*** Records for the exercise ***
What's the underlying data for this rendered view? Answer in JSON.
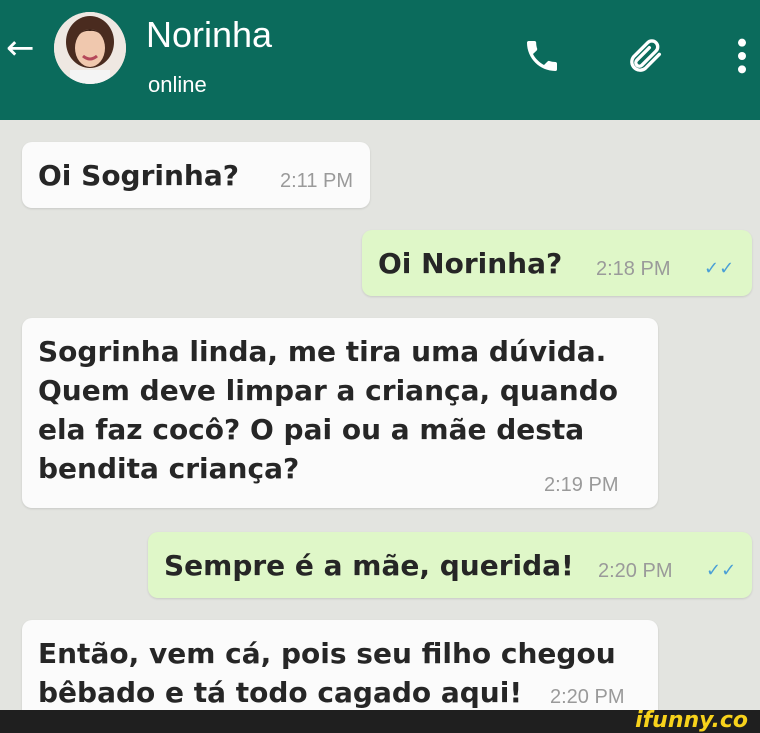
{
  "header": {
    "back_icon": "arrow-left-icon",
    "contact_name": "Norinha",
    "contact_status": "online",
    "icons": [
      "phone-icon",
      "paperclip-icon",
      "more-vertical-icon"
    ],
    "background": "#0b6b5c"
  },
  "messages": [
    {
      "direction": "incoming",
      "text": "Oi Sogrinha?",
      "time": "2:11 PM"
    },
    {
      "direction": "outgoing",
      "text": "Oi Norinha?",
      "time": "2:18 PM",
      "read": true
    },
    {
      "direction": "incoming",
      "lines": [
        "Sogrinha linda, me tira uma dúvida.",
        "Quem deve limpar a criança, quando",
        "ela faz cocô? O pai ou a mãe desta",
        "bendita criança?"
      ],
      "time": "2:19 PM"
    },
    {
      "direction": "outgoing",
      "text": "Sempre é a mãe, querida!",
      "time": "2:20 PM",
      "read": true
    },
    {
      "direction": "incoming",
      "lines": [
        "Então, vem cá, pois seu filho chegou",
        "bêbado e tá todo cagado aqui!"
      ],
      "time": "2:20 PM"
    }
  ],
  "tick_symbol": "✓✓",
  "footer": {
    "brand": "ifunny.co",
    "brand_color": "#f7d21b"
  }
}
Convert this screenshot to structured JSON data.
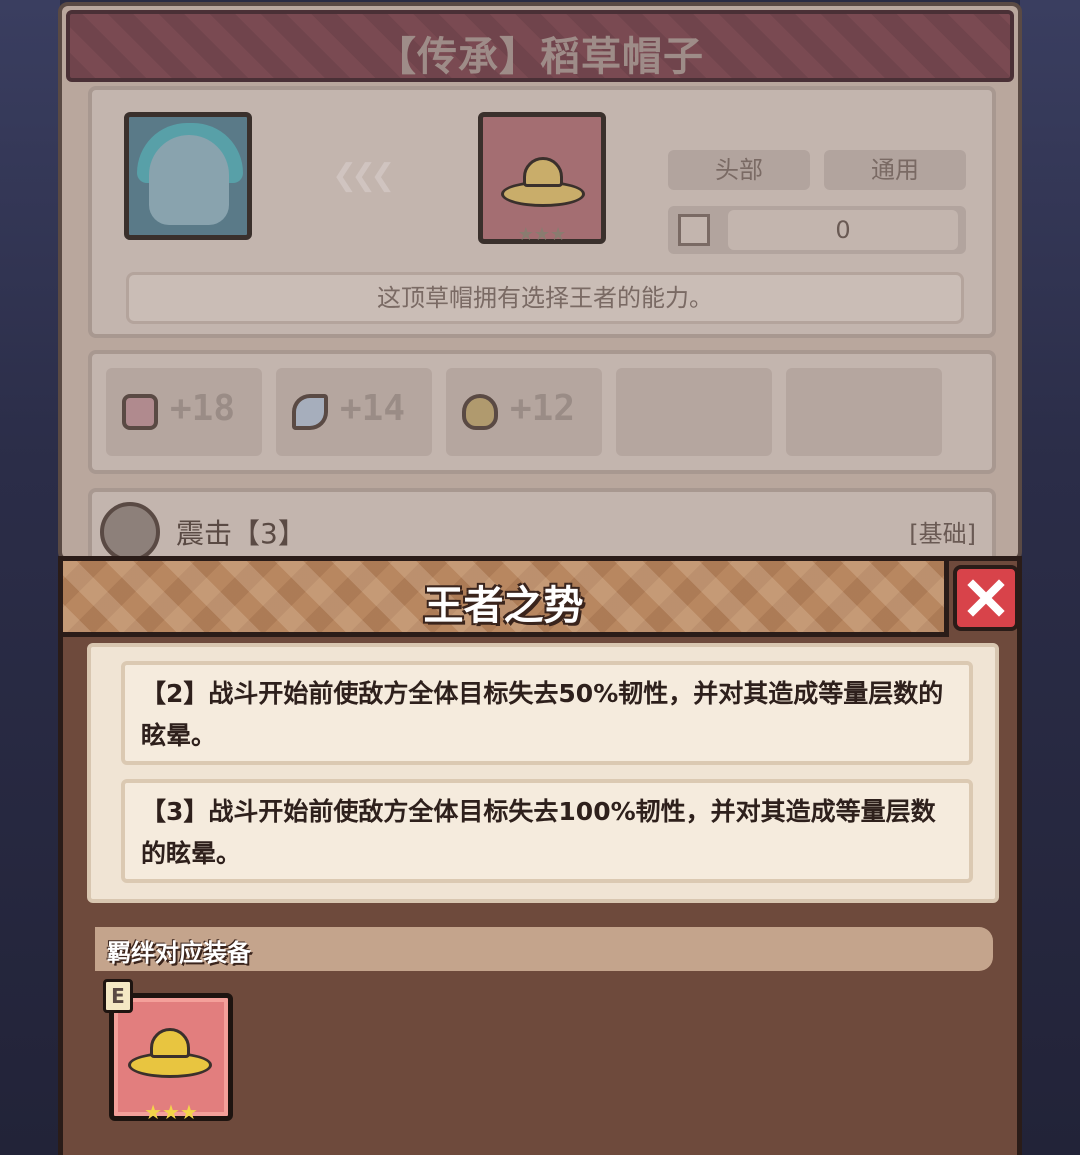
{
  "item_panel": {
    "title": "【传承】稻草帽子",
    "slot_labels": [
      "头部",
      "通用"
    ],
    "stat_value": "0",
    "description": "这顶草帽拥有选择王者的能力。",
    "attributes": [
      {
        "icon": "defense-icon",
        "value": "+18"
      },
      {
        "icon": "wing-icon",
        "value": "+14"
      },
      {
        "icon": "horseshoe-icon",
        "value": "+12"
      }
    ],
    "skill": {
      "name": "震击【3】",
      "tag": "[基础]"
    }
  },
  "popup": {
    "title": "王者之势",
    "effects": [
      {
        "level": "【2】",
        "text": "战斗开始前使敌方全体目标失去50%韧性，并对其造成等量层数的眩晕。"
      },
      {
        "level": "【3】",
        "text": "战斗开始前使敌方全体目标失去100%韧性，并对其造成等量层数的眩晕。"
      }
    ],
    "bond_title": "羁绊对应装备",
    "bond_item": {
      "grade": "E",
      "icon": "straw-hat-icon",
      "stars": "★★★"
    }
  },
  "colors": {
    "popup_bg": "#6e4a3c",
    "header_bg": "#b88760",
    "close_bg": "#d8434a",
    "effect_bg": "#f0e4d4"
  }
}
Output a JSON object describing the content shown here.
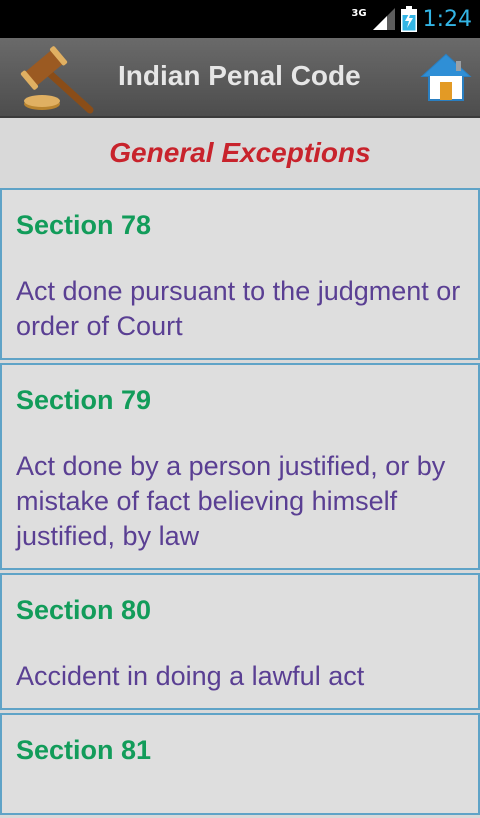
{
  "status_bar": {
    "network_label": "3G",
    "time": "1:24",
    "icons": [
      "signal-icon",
      "battery-charging-icon"
    ]
  },
  "header": {
    "title": "Indian Penal Code",
    "logo_icon": "gavel-icon",
    "home_icon": "home-icon"
  },
  "page": {
    "title": "General Exceptions"
  },
  "sections": [
    {
      "title": "Section 78",
      "description": "Act done pursuant to the judgment or order of Court"
    },
    {
      "title": "Section 79",
      "description": "Act done by a person justified, or by mistake of fact believing himself justified, by law"
    },
    {
      "title": "Section 80",
      "description": "Accident in doing a lawful act"
    },
    {
      "title": "Section 81",
      "description": ""
    }
  ],
  "colors": {
    "title_red": "#c8232c",
    "section_green": "#129c5a",
    "desc_purple": "#5a3f93",
    "card_border": "#5fa3c7",
    "status_blue": "#33b5e5"
  }
}
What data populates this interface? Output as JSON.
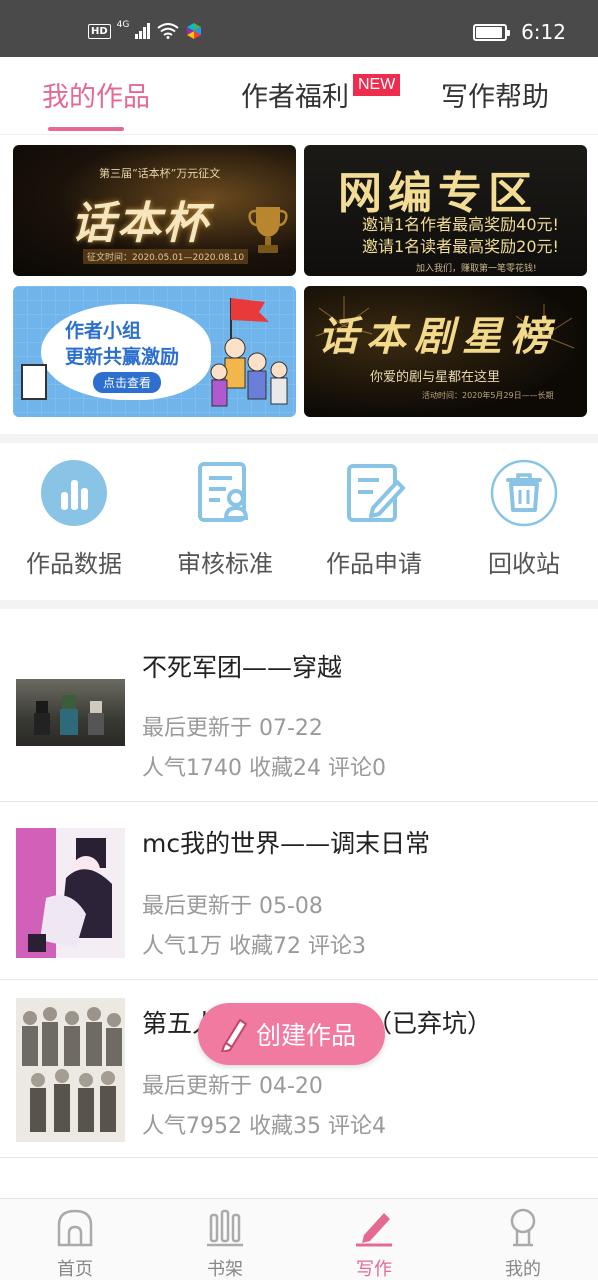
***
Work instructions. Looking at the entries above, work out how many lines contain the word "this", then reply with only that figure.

Your solution. 3